Within the listing below, please show every line carrying the string "king".
· · · · · · ·
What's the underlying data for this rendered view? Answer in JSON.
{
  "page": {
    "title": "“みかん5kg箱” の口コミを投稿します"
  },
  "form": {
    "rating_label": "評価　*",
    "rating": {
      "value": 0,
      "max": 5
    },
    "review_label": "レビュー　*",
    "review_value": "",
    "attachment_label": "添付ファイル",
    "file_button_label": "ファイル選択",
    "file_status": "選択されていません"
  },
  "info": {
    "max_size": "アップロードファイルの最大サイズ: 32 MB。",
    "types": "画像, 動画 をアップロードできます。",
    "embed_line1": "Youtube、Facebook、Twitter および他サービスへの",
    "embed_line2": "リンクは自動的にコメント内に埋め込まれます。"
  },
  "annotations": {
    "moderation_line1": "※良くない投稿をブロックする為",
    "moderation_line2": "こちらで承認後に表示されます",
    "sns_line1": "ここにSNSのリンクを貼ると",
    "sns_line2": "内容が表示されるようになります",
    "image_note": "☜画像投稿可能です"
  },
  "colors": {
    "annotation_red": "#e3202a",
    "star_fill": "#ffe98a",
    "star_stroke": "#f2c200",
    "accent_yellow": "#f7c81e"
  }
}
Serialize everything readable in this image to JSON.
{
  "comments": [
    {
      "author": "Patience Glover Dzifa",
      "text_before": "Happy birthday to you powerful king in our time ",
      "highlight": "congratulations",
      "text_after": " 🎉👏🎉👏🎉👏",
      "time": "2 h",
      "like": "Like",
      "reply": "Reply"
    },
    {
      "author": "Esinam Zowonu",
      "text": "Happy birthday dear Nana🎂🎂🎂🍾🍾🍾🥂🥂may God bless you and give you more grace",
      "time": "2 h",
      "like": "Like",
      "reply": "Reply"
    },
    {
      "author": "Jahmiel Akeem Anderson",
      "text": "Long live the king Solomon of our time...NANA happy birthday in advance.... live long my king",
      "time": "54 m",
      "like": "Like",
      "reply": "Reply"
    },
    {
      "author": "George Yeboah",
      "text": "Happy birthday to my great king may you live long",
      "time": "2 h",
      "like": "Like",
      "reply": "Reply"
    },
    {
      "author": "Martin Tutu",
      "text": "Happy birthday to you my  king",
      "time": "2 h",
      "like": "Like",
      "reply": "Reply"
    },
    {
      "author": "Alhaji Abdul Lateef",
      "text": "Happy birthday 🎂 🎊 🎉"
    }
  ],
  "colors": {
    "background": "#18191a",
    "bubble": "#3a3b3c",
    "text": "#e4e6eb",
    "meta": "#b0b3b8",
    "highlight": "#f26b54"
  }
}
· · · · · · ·
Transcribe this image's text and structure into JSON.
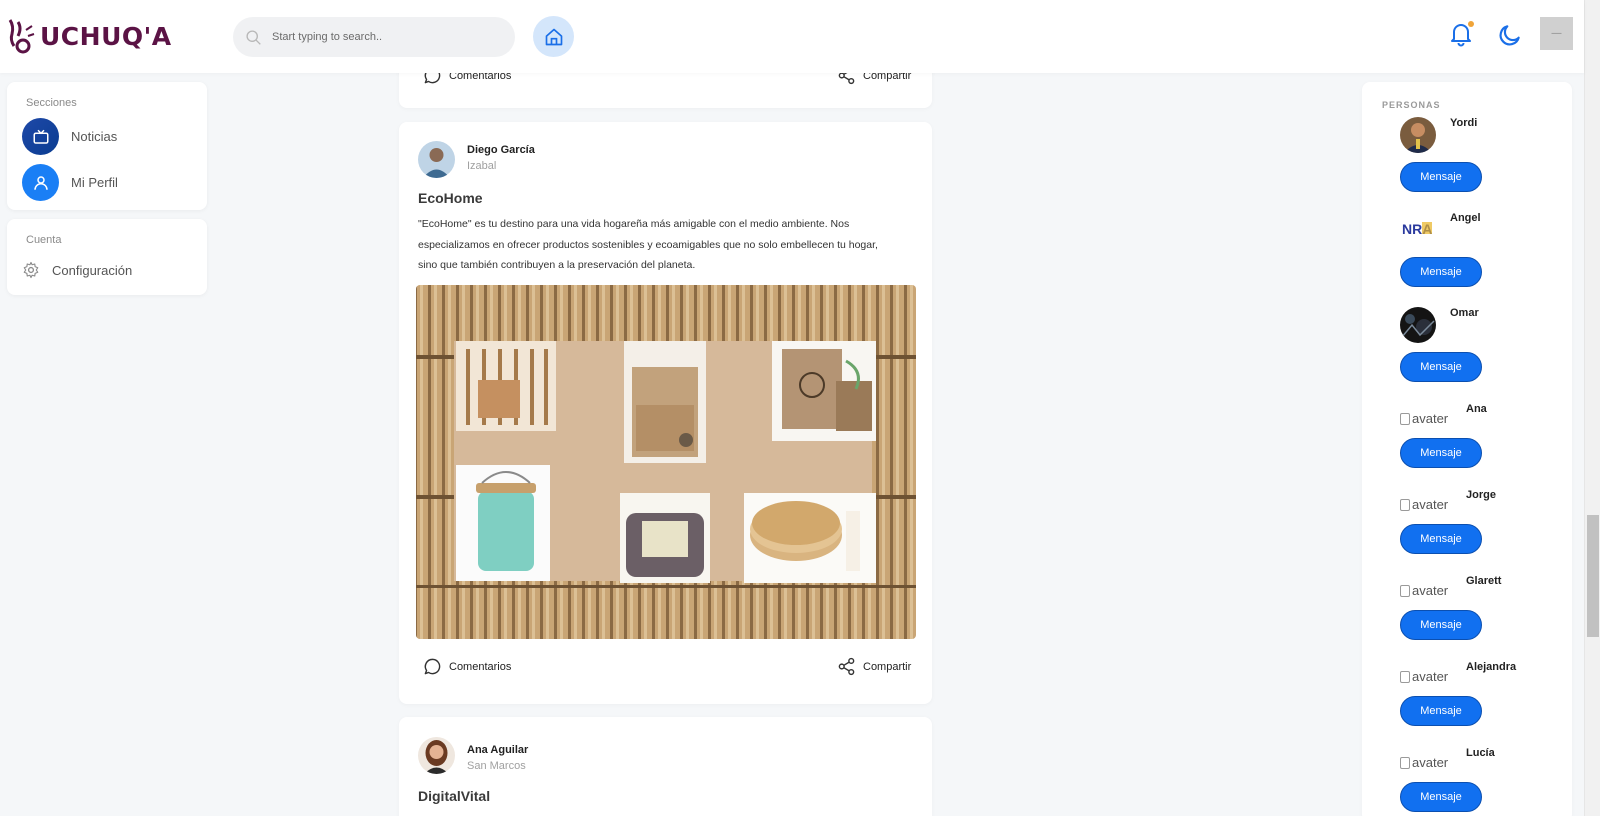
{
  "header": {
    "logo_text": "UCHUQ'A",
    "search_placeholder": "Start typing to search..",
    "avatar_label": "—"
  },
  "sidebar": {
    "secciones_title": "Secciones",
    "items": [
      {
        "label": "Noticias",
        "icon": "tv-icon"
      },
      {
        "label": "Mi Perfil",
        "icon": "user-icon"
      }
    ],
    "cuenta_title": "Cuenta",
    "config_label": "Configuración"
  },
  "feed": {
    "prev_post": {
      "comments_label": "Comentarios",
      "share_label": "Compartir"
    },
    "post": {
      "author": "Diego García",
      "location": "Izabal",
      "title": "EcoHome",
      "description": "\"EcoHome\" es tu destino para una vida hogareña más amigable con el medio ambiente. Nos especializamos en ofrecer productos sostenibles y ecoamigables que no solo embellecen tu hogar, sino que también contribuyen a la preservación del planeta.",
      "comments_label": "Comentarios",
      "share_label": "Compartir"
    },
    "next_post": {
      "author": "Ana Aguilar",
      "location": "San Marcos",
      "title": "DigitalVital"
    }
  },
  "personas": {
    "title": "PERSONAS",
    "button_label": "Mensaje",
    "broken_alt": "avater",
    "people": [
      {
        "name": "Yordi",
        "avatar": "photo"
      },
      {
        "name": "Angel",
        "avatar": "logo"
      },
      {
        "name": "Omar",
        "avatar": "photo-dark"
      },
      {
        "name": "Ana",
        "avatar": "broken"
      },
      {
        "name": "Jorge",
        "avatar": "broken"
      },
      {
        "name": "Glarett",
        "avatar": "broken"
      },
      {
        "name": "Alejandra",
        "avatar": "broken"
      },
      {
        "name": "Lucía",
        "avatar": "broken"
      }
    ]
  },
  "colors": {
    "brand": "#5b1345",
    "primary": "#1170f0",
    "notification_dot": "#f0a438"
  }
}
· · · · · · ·
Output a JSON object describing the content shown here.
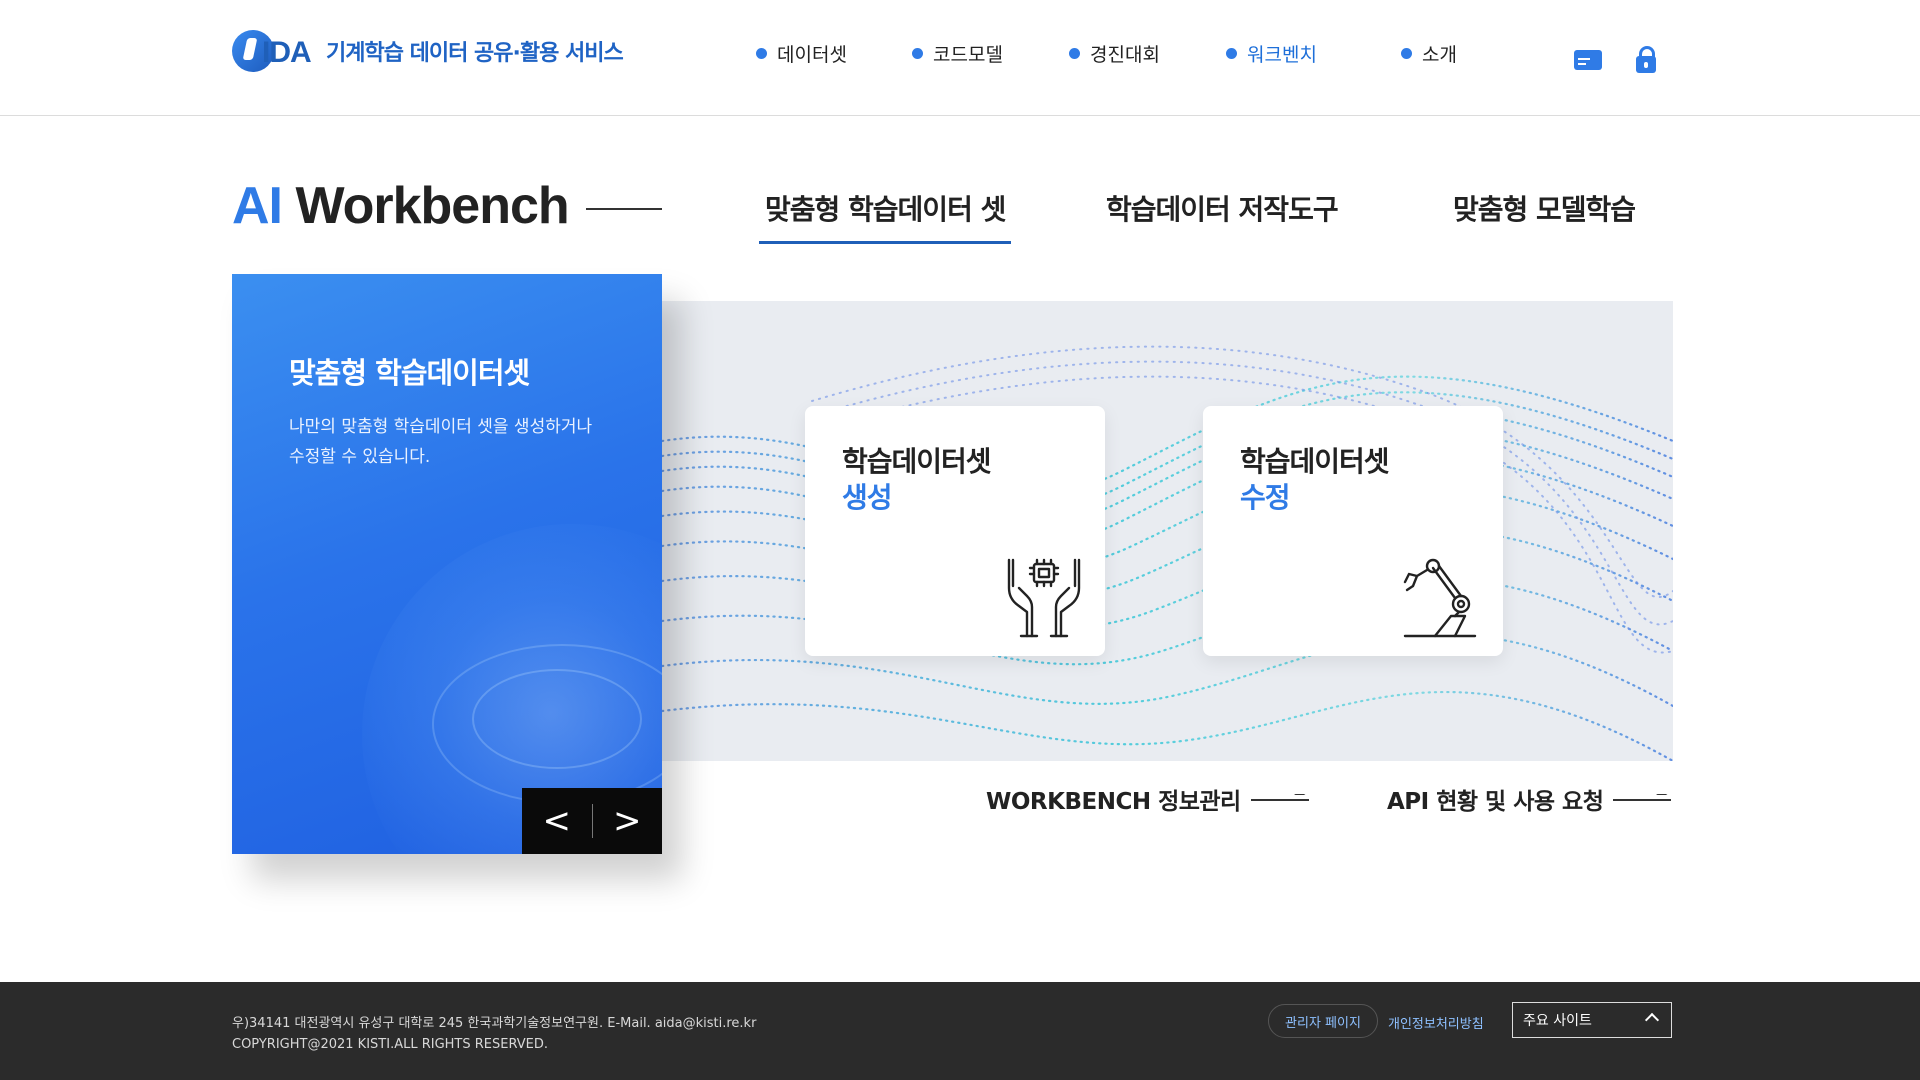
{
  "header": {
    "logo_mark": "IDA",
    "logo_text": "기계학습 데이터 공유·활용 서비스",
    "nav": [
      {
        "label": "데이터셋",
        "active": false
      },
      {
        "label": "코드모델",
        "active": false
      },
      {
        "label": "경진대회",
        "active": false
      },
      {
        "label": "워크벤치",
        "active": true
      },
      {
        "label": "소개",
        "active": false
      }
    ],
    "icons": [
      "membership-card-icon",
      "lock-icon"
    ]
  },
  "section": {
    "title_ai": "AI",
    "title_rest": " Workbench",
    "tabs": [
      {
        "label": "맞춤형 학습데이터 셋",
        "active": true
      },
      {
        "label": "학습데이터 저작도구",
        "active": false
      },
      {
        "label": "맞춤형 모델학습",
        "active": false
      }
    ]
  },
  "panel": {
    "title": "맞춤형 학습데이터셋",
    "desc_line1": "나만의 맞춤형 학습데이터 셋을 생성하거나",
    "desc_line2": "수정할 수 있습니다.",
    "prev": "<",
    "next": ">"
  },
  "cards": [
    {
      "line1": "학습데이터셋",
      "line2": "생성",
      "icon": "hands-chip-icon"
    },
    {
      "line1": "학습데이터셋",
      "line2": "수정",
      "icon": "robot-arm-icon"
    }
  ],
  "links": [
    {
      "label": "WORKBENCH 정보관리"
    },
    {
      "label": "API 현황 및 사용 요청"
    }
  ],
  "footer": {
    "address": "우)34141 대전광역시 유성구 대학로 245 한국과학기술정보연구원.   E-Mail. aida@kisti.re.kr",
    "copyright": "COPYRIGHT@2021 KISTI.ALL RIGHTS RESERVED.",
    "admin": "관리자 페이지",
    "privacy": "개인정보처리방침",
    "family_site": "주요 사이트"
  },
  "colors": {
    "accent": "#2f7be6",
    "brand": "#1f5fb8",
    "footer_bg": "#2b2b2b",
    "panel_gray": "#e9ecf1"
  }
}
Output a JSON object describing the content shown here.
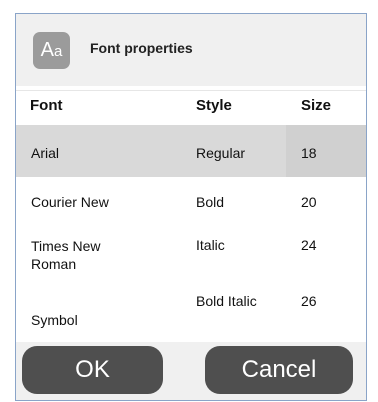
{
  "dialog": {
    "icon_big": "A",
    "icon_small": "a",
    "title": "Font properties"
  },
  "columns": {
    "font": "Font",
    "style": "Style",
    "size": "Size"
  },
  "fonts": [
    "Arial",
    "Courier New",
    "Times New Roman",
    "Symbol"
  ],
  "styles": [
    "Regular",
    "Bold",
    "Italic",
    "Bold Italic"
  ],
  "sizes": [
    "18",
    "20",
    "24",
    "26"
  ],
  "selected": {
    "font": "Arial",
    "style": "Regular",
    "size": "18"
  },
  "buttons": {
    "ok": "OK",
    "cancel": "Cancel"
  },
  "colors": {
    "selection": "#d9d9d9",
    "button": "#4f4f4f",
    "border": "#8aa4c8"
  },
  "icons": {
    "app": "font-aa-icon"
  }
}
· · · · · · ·
Result ::
      "text_before": "Happy birthday to you powerful king in our time ",
      "text": "Long live the king Solomon of our time...NANA happy birthday in advance.... live long my king",
      "text": "Happy birthday to my great king may you live long",
      "text": "Happy birthday to you my  king",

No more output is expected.